* [DIRECTIONS FOR THIS TASK]:
Your task is to print every entry below exactly as given.

Top of EXTRACTED MATERIAL

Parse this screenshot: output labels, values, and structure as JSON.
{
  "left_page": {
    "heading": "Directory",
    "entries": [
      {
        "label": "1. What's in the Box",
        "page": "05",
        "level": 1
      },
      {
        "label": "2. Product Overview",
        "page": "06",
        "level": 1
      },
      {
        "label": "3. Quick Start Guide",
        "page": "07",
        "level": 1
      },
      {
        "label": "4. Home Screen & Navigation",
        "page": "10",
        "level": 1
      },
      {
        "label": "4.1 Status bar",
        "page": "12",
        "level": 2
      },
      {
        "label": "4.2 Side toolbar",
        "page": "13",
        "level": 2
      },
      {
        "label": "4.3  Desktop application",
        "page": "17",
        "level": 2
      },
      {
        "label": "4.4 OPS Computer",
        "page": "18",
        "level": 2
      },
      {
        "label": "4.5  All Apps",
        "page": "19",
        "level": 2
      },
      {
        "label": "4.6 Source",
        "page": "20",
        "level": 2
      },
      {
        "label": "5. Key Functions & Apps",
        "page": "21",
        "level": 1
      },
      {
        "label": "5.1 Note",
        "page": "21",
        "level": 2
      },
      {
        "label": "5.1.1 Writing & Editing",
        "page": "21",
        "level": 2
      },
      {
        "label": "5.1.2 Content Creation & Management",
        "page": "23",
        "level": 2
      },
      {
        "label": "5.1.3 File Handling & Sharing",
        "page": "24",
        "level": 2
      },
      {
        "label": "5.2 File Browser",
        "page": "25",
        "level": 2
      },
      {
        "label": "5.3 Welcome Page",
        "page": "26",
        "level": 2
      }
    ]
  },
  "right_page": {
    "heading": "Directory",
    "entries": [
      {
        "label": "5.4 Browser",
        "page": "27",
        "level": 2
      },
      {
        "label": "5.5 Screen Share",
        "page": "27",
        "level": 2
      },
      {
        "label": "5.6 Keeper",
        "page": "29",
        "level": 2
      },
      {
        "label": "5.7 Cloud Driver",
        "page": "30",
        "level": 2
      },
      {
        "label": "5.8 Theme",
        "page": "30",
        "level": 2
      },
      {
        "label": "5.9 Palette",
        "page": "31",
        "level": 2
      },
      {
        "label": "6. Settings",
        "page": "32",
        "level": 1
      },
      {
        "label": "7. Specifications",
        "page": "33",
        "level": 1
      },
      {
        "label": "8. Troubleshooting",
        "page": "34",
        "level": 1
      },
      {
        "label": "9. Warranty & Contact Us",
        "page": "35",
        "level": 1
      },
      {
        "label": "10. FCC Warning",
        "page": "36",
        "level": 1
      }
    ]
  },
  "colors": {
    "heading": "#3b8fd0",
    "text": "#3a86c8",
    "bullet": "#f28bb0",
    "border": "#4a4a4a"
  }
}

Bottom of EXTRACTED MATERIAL

* [COMPLETED EXERCISE]:
Parse this screenshot: output labels, values, and structure as JSON.
{
  "left_page": {
    "heading": "Directory",
    "entries": [
      {
        "label": "1. What's in the Box",
        "page": "05",
        "level": 1
      },
      {
        "label": "2. Product Overview",
        "page": "06",
        "level": 1
      },
      {
        "label": "3. Quick Start Guide",
        "page": "07",
        "level": 1
      },
      {
        "label": "4. Home Screen & Navigation",
        "page": "10",
        "level": 1
      },
      {
        "label": "4.1 Status bar",
        "page": "12",
        "level": 2
      },
      {
        "label": "4.2 Side toolbar",
        "page": "13",
        "level": 2
      },
      {
        "label": "4.3  Desktop application",
        "page": "17",
        "level": 2
      },
      {
        "label": "4.4 OPS Computer",
        "page": "18",
        "level": 2
      },
      {
        "label": "4.5  All Apps",
        "page": "19",
        "level": 2
      },
      {
        "label": "4.6 Source",
        "page": "20",
        "level": 2
      },
      {
        "label": "5. Key Functions & Apps",
        "page": "21",
        "level": 1
      },
      {
        "label": "5.1 Note",
        "page": "21",
        "level": 2
      },
      {
        "label": "5.1.1 Writing & Editing",
        "page": "21",
        "level": 2
      },
      {
        "label": "5.1.2 Content Creation & Management",
        "page": "23",
        "level": 2
      },
      {
        "label": "5.1.3 File Handling & Sharing",
        "page": "24",
        "level": 2
      },
      {
        "label": "5.2 File Browser",
        "page": "25",
        "level": 2
      },
      {
        "label": "5.3 Welcome Page",
        "page": "26",
        "level": 2
      }
    ]
  },
  "right_page": {
    "heading": "Directory",
    "entries": [
      {
        "label": "5.4 Browser",
        "page": "27",
        "level": 2
      },
      {
        "label": "5.5 Screen Share",
        "page": "27",
        "level": 2
      },
      {
        "label": "5.6 Keeper",
        "page": "29",
        "level": 2
      },
      {
        "label": "5.7 Cloud Driver",
        "page": "30",
        "level": 2
      },
      {
        "label": "5.8 Theme",
        "page": "30",
        "level": 2
      },
      {
        "label": "5.9 Palette",
        "page": "31",
        "level": 2
      },
      {
        "label": "6. Settings",
        "page": "32",
        "level": 1
      },
      {
        "label": "7. Specifications",
        "page": "33",
        "level": 1
      },
      {
        "label": "8. Troubleshooting",
        "page": "34",
        "level": 1
      },
      {
        "label": "9. Warranty & Contact Us",
        "page": "35",
        "level": 1
      },
      {
        "label": "10. FCC Warning",
        "page": "36",
        "level": 1
      }
    ]
  },
  "colors": {
    "heading": "#3b8fd0",
    "text": "#3a86c8",
    "bullet": "#f28bb0",
    "border": "#4a4a4a"
  }
}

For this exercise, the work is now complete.